Watch CBS News

Driver allegedly strikes cyclists at Lookout Mountain in Colorado: "He hit the gas and I rolled off"

Driver allegedly strikes cyclists at Lookout Mountain
Driver allegedly strikes cyclists at Lookout Mountain 02:08

Two cyclists were injured -- one seriously -- on Colorado's Lookout Mountain when the driver of a Ford Mustang attempted to pass another one and struck the cyclists -- three in total -- according to Colorado State Patrol and the Jefferson County Sheriff's Office. The driver of that Mustang then allegedly fled further up the mountain in the car and then on foot.

Investigators say when they found the car, the airbags were deployed, but they didn't know if that was from the collision with the bicyclists or if they crashed while fleeing that scene.

Now police are seeking the driver and a passenger. Investigators say they believe they know who the driver and passenger are and don't believe the car was stolen. The crash happened Saturday around 1:40 p.m. although officials did not provide an exact location.
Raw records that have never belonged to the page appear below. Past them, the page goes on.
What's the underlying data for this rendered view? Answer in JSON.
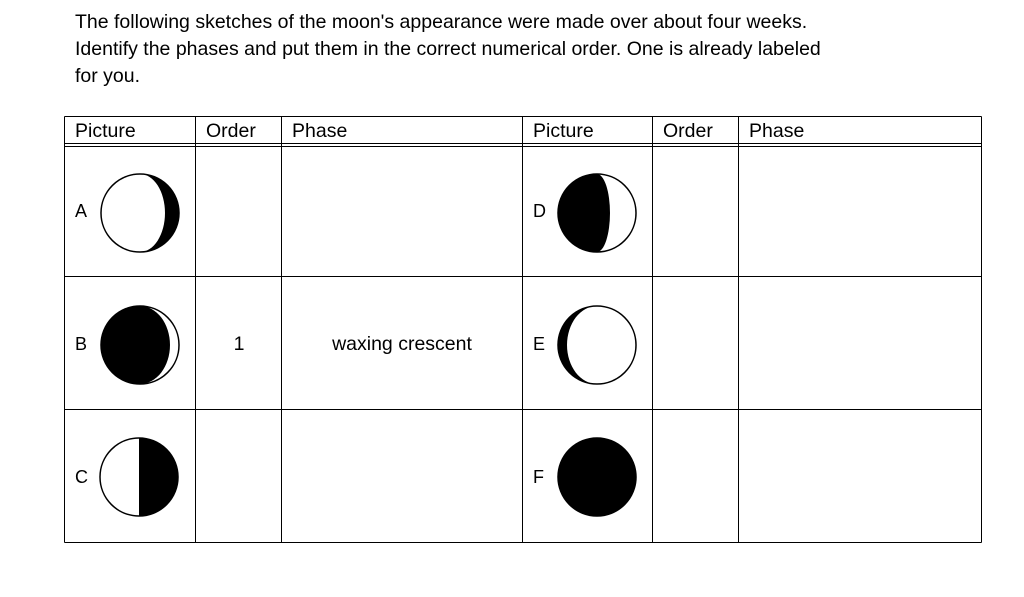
{
  "instructions": [
    "The following sketches of the moon's appearance were made over about four weeks.",
    "Identify the phases and put them in the correct numerical order. One is already labeled",
    "for you."
  ],
  "table": {
    "headers": [
      "Picture",
      "Order",
      "Phase",
      "Picture",
      "Order",
      "Phase"
    ],
    "rows": [
      {
        "left": {
          "letter": "A",
          "moon": "waxing-crescent-like-moon-icon",
          "order": "",
          "phase": ""
        },
        "right": {
          "letter": "D",
          "moon": "waning-gibbous-like-moon-icon",
          "order": "",
          "phase": ""
        }
      },
      {
        "left": {
          "letter": "B",
          "moon": "thin-crescent-moon-icon",
          "order": "1",
          "phase": "waxing crescent"
        },
        "right": {
          "letter": "E",
          "moon": "full-moon-icon",
          "order": "",
          "phase": ""
        }
      },
      {
        "left": {
          "letter": "C",
          "moon": "half-moon-icon",
          "order": "",
          "phase": ""
        },
        "right": {
          "letter": "F",
          "moon": "new-moon-icon",
          "order": "",
          "phase": ""
        }
      }
    ]
  }
}
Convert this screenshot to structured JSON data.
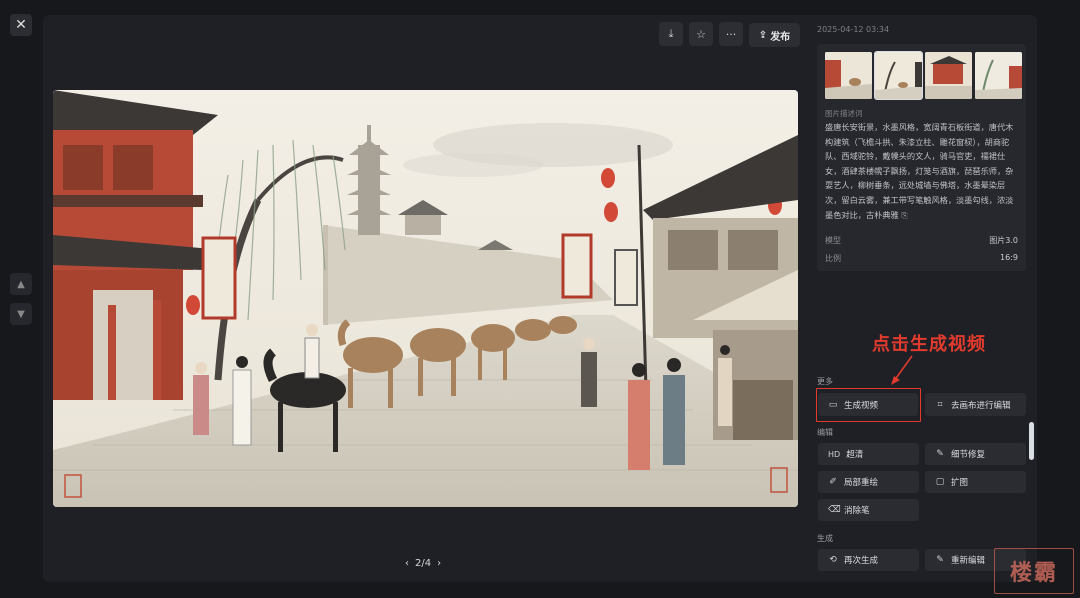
{
  "toolbar": {
    "publish_label": "发布"
  },
  "pager": {
    "text": "2/4"
  },
  "side": {
    "timestamp": "2025-04-12 03:34",
    "description_label": "图片描述词",
    "description": "盛唐长安街景，水墨风格，宽阔青石板街道，唐代木构建筑（飞檐斗拱、朱漆立柱、雕花窗棂），胡商驼队、西域驼铃，戴幞头的文人，骑马官吏，襦裙仕女，酒肆茶楼幌子飘扬，灯笼与酒旗，琵琶乐师，杂耍艺人，柳树垂条，远处城墙与佛塔，水墨晕染层次，留白云雾，兼工带写笔触风格，淡墨勾线，浓淡墨色对比，古朴典雅",
    "meta": [
      {
        "key": "模型",
        "value": "图片3.0"
      },
      {
        "key": "比例",
        "value": "16:9"
      }
    ]
  },
  "callout": "点击生成视频",
  "sections": {
    "more": "更多",
    "edit": "编辑",
    "generate": "生成"
  },
  "actions": {
    "generate_video": "生成视频",
    "canvas_edit": "去画布进行编辑",
    "hd": "超清",
    "detail_fix": "细节修复",
    "partial_redraw": "局部重绘",
    "expand": "扩图",
    "eraser": "消除笔",
    "regenerate": "再次生成",
    "reedit": "重新编辑"
  },
  "icons": {
    "hd_badge": "HD"
  },
  "watermark": "楼霸"
}
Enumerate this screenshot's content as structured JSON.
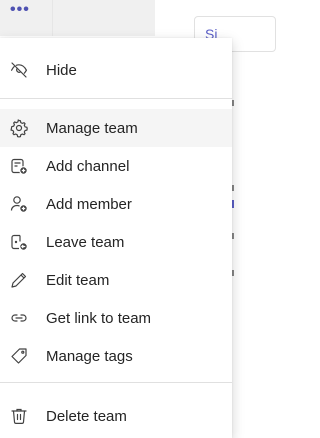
{
  "background": {
    "more_icon": "more-horizontal-icon",
    "tab_label": "Si"
  },
  "menu": {
    "items": [
      {
        "label": "Hide",
        "icon": "hide-icon"
      },
      {
        "label": "Manage team",
        "icon": "gear-icon"
      },
      {
        "label": "Add channel",
        "icon": "add-channel-icon"
      },
      {
        "label": "Add member",
        "icon": "add-member-icon"
      },
      {
        "label": "Leave team",
        "icon": "leave-team-icon"
      },
      {
        "label": "Edit team",
        "icon": "pencil-icon"
      },
      {
        "label": "Get link to team",
        "icon": "link-icon"
      },
      {
        "label": "Manage tags",
        "icon": "tag-icon"
      },
      {
        "label": "Delete team",
        "icon": "trash-icon"
      }
    ]
  }
}
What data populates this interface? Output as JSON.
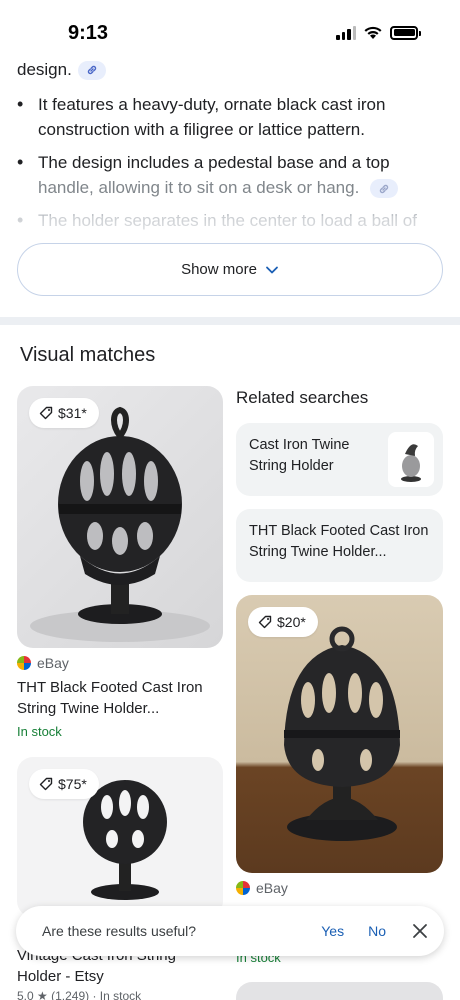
{
  "status_bar": {
    "time": "9:13"
  },
  "ai_overview": {
    "top_fragment": "design.",
    "bullets": [
      {
        "text": "It features a heavy-duty, ornate black cast iron construction with a filigree or lattice pattern."
      },
      {
        "text_main": "The design includes a pedestal base and a top ",
        "text_faded": "handle, allowing it to sit on a desk or hang."
      },
      {
        "text": "The holder separates in the center to load a ball of"
      }
    ],
    "show_more_label": "Show more"
  },
  "visual_matches": {
    "title": "Visual matches",
    "left_column": [
      {
        "price": "$31*",
        "source": "eBay",
        "title": "THT Black Footed Cast Iron String Twine Holder...",
        "stock": "In stock"
      },
      {
        "price": "$75*",
        "title_partial": "Vintage Cast Iron String",
        "title_line2": "Holder - Etsy",
        "rating": "5.0 ★ (1,249) · In stock"
      }
    ],
    "related": {
      "title": "Related searches",
      "items": [
        {
          "label": "Cast Iron Twine String Holder"
        },
        {
          "label": "THT Black Footed Cast Iron String Twine Holder..."
        }
      ]
    },
    "right_column": [
      {
        "price": "$20*",
        "source": "eBay",
        "stock": "In stock"
      }
    ]
  },
  "feedback": {
    "question": "Are these results useful?",
    "yes": "Yes",
    "no": "No"
  }
}
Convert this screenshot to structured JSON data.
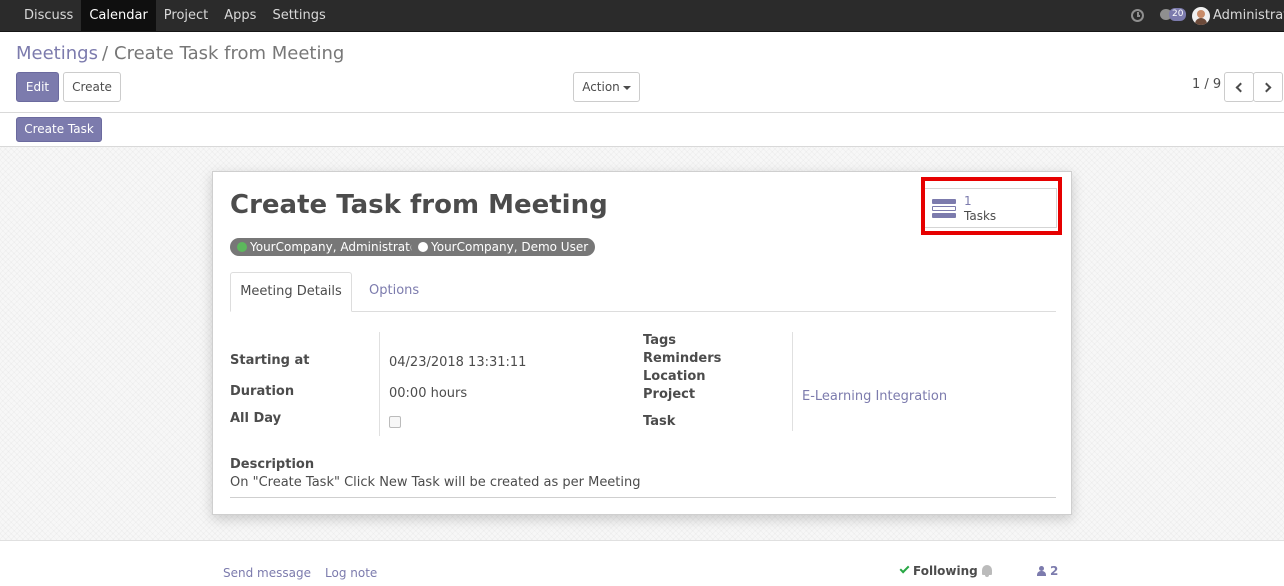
{
  "topbar": {
    "menu": [
      {
        "label": "Discuss",
        "active": false
      },
      {
        "label": "Calendar",
        "active": true
      },
      {
        "label": "Project",
        "active": false
      },
      {
        "label": "Apps",
        "active": false
      },
      {
        "label": "Settings",
        "active": false
      }
    ],
    "systray": {
      "clock_icon": "clock-icon",
      "chat_icon": "chat-icon",
      "message_count": "20",
      "user_name": "Administrator"
    }
  },
  "control_panel": {
    "breadcrumb": {
      "parent": "Meetings",
      "separator": "/",
      "current": "Create Task from Meeting"
    },
    "buttons": {
      "edit": "Edit",
      "create": "Create",
      "action": "Action"
    },
    "pager": {
      "value": "1 / 9"
    }
  },
  "header": {
    "create_task_button": "Create Task"
  },
  "form": {
    "smart_button": {
      "value": "1",
      "label": "Tasks",
      "icon": "tasks-icon"
    },
    "title": "Create Task from Meeting",
    "attendees": [
      {
        "name": "YourCompany, Administrator",
        "status_color": "#5cb85c"
      },
      {
        "name": "YourCompany, Demo User",
        "status_color": "#ffffff"
      }
    ],
    "tabs": {
      "meeting_details": "Meeting Details",
      "options": "Options"
    },
    "left_fields": {
      "starting_at_label": "Starting at",
      "starting_at_value": "04/23/2018 13:31:11",
      "duration_label": "Duration",
      "duration_value": "00:00 hours",
      "all_day_label": "All Day",
      "all_day_checked": false
    },
    "right_fields": {
      "tags_label": "Tags",
      "reminders_label": "Reminders",
      "location_label": "Location",
      "project_label": "Project",
      "project_value": "E-Learning Integration",
      "task_label": "Task"
    },
    "description": {
      "label": "Description",
      "value": "On \"Create Task\" Click New Task will be created as per Meeting"
    }
  },
  "chatter": {
    "send_message": "Send message",
    "log_note": "Log note",
    "following": "Following",
    "followers_count": "2"
  },
  "colors": {
    "accent": "#7c7bad",
    "highlight": "#e60000",
    "navbar": "#2b2b2b"
  }
}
Police identified the victims as 47-year-old Michael Lee from Arvada, who sustained minor injuries and his friend David, a 44-year-old from Lakewood who sustained serious injuries. Police did not immediately have information on the third cyclist.

As the cyclists entered a sweeping left-hand turn riding 20 to 25 MPH, a blue Mustang was coming into the turn from the other direction.

"I saw a green Mustang come out from behind the blue Mustang and accelerate into the corner. I heard the engine rev as he came around the turn. The blue Mustang saw what was happening and hit the brakes, gave us space," Lee said. "David was hit first. I rolled over the roof of the vehicle and ended up on the trunk. I remember looking at the fin (spoiler) on the trunk and thinking, 'should I grab that?' Then he hit the gas and I rolled off."

Lee said the driver of the blue Mustang checked on the cyclists but when they noticed the driver of the green Mustang take off, they got back in their car to chase them down. The blue Mustang then hit the guardrail and began fishtailing before Lee lost sight of it.

"When you're on mountain roads you have to be mindful of the people around," said Lee. "I'm always paying attention to uphill traffic. There were cars coming up." 

He got up after suffering road rash and bruising but realized his friend David wasn't moving. Officials did not immediately have an update on David's condition.

Lee says a third cyclist behind him, Zach, had to go into the ditch to avoid getting hit.  

Police said there was a man and a woman in the green Mustang, although they didn't say who was driving and who was the passenger. At least one of them was injured but investigators provided no other details about the two suspects, who are expected to face hit-and-run charges.

Lee's injuries include road rash down his back, legs, and forearms. His arm is in a sling after using his shoulder to break the fall. Officials did not immediately have an update on David's condition, but Lee heard he was in bad shape. 

"If that had been an SUV it would've been a different story for sure," said Lee. "The fact that they kept going and put more people in danger. I don't even know how to process that." 

Lookout Mountain sits just outside of Golden's city limits to the southwest and overlooks the city. The road that runs through it is one lane in either direction with no bike lanes.

Earlier this year, Colorado State Patrol said hit-and-run crashes were outpacing those from 2022; a notable departure from other violent crimes, such as murder, assault, sex crimes and robbery, which Colorado Bureau of Investigation data shows has all gone down since last year.

The Colorado State Patrol data, which only covered the first quarter of 2023, showed hit-and-run crashes, however, were on the rise.

January saw a 35% increase, going from 192 hit-and-run crashes in 2022 to 260 in January 2023. February saw a 19% increase going from 201 to 240 and 13% more were reported in March, rising from 203 in 2022 to 229 this year.

"Hit-and-run crashes that result in a fatality or serious bodily injury to another person are devastating to families and erode the feelings of safety for all of us across our communities," Colorado State Patrol Chief Matthew Packard said in a news release in May. "Colorado State Troopers take these crimes seriously and work tirelessly to ensure each case is solved."

Editor's note: Following the publication of this article, David's family requested that CBS Colorado share an update that an online fundraiser was started for him. The GoFundMe page is called "Help David's family as he heals from hit-and-run."

View CBS News In
CBS News App Open
Chrome Safari Continue
Be the first to know
Get browser notifications for breaking news, live events, and exclusive reporting.